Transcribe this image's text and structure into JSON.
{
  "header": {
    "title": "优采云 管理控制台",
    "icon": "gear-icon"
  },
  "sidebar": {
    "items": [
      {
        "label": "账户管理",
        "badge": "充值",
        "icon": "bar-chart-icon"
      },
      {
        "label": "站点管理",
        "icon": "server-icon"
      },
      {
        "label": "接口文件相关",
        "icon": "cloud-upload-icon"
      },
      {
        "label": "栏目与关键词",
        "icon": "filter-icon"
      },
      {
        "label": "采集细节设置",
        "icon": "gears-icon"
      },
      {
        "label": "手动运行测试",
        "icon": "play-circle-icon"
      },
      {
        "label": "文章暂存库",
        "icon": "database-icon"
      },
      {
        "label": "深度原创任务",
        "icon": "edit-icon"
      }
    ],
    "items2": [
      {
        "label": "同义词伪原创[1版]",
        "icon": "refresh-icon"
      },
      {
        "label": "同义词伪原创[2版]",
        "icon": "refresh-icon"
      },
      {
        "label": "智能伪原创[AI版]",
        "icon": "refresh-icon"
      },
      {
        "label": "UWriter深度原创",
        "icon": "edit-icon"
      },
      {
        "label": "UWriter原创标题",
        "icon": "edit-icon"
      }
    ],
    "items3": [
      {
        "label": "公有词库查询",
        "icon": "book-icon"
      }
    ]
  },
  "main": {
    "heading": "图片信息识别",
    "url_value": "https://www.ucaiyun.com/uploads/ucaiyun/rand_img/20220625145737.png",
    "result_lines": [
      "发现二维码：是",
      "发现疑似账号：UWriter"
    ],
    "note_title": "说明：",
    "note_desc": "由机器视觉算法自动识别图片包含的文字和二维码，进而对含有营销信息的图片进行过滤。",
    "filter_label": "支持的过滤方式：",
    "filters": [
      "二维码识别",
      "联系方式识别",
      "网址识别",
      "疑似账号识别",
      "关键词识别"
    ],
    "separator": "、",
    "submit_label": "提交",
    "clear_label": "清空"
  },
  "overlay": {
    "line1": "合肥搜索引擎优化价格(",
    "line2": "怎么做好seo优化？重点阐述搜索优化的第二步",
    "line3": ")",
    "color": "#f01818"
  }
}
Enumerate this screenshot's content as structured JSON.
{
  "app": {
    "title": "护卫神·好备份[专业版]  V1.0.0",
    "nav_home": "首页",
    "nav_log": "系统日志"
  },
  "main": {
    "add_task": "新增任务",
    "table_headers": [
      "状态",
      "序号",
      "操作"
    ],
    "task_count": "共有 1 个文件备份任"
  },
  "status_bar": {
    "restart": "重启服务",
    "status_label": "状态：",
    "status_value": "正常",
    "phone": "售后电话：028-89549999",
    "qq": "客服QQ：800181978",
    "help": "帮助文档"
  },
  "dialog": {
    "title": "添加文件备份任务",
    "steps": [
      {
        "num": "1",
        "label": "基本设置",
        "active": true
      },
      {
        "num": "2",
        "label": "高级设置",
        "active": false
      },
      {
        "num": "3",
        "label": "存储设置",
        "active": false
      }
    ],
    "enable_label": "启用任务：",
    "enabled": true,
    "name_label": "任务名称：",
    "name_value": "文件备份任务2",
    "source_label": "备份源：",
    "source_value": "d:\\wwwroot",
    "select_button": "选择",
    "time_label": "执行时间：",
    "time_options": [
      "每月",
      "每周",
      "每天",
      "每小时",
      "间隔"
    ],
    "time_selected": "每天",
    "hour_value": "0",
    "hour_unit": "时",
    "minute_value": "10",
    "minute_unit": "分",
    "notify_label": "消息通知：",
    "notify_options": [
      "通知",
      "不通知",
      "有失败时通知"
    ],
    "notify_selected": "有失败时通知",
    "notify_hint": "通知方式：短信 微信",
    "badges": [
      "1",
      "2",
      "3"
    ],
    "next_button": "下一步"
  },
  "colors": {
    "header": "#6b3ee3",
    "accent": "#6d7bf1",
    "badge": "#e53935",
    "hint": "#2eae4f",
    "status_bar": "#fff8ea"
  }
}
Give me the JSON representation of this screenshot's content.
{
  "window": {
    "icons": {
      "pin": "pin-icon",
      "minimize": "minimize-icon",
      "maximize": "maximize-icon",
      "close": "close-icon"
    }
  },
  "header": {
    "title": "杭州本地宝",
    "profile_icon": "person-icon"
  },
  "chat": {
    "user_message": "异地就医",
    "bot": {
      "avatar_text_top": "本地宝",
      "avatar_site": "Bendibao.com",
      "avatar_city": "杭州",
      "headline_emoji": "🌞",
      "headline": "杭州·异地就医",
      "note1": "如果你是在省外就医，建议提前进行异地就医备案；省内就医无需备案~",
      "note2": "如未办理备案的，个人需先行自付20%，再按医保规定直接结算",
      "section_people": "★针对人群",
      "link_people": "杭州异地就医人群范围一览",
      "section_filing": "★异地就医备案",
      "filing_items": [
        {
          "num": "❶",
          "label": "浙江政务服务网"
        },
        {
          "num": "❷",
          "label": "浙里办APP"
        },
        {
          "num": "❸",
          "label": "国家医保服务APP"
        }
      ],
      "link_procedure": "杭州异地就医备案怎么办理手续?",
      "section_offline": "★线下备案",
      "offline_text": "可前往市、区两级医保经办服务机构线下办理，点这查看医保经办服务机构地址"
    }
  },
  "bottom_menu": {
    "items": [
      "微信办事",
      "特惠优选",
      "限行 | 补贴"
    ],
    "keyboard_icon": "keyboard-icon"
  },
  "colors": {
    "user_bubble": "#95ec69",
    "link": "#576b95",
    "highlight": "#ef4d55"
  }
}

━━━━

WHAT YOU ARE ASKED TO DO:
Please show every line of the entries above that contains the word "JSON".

PROBLEM SOLUTION:
Transcribe this image's text and structure into JSON.
Enumerate this screenshot's content as structured JSON.
Give me the JSON representation of this screenshot's content.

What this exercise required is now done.